He continued: “In the event of there being a significant change of tack in the ground of challenge, a petitioner ought to lodge an appropriate Minute of Amendment which will reflect that change and, if the Minute is received, permit the respondent a formal and fair opportunity to amend his Answers in response. Whether amendment will be allowed will, as always, depend on the interests of justice.”
Explaining that this would be sufficient to reject the principal argument advanced by the petitioners, he said: “A substantial change of tack may merit either a refusal of the amendment; possibly leaving the petitioner to attempt to lodge a new petition, or a remit for reconsideration by the Lord Ordinary. What is not legitimate is for the petitioner to lodge a Note of Argument which is not consistent with the pleadings.“
He continued: “It is equally not legitimate, without permission of the court, to raise new arguments which do not conform to the written Note. These are not procedural niceties standing in the way of due observance of the law. They are important rules which ensure fairness and promote the determination of where the justice of the cause lies.”
The court did not rest its decision on the above ground, and continued to examine the other arguments advanced by the petitioners.
Explaining that the Court of Session could not reduce the decisions of the original judicial review processes in this procedure, Lord Carloway said: “This is manifestly incompetent. The supervisory jurisdiction of the Court of Session does not include the power, in such a process, to review judicial decrees; even those of the Sheriff Court. The Court can reduce its own decrees, but only in the context of an ordinary action.”
On the construction of the provisions of the 1988 Act, he said: “The Scottish Civil Courts Review did not state that an applicant would be entitled to an oral hearing. Rather, it said that the papers would be considered by a Lord Ordinary who would ‘not normally require on oral hearing’. In the event of a refusal of permission to proceed, the SCCR said that the petitioner ‘should be entitled to request that the matter be reconsidered at an oral hearing’. That is what was enacted. The entitlement is to make the request to a different Lord Ordinary. It is not a right to an oral hearing.”

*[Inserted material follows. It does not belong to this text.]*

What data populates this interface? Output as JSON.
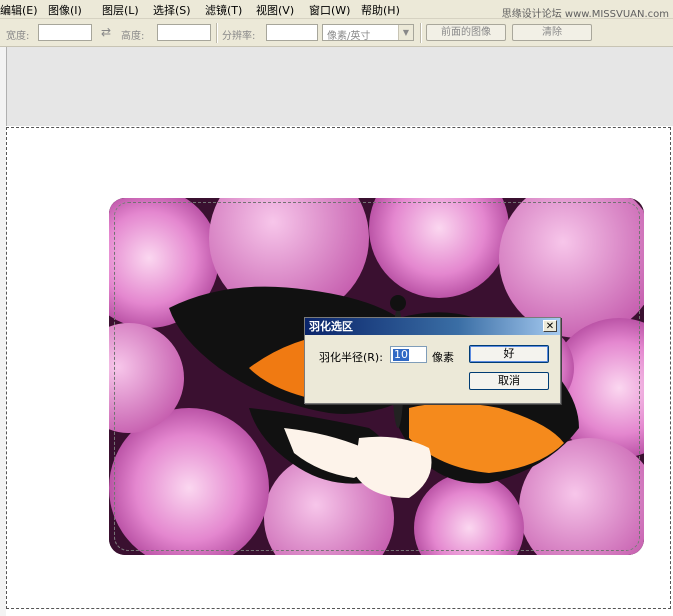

On the application of the ECHR, in particular Article 6, to this case, he said: “As the Lord Ordinary held, even when Article 6 applies with full force, there are circumstances in which an oral hearing is not required. Whether such a hearing can be dispensed with will depend on the nature of the case and whether it can be fairly disposed of without an oral hearing. The application of sift type procedures, whether in the context of a judicial review of an administrative decision or an appeal from a court or tribunal, is a common feature of many systems. It is seen as necessary, and proportionate, in order to avoid wasting precious judicial resources on cases where there is no real prospect of success. Such systems will comply with Article 6 provided that the case is one that can be dealt with fairly on the papers.”
For these reasons, the reclaiming motions of the petitioners were refused.
© Scottish Legal News Ltd 2021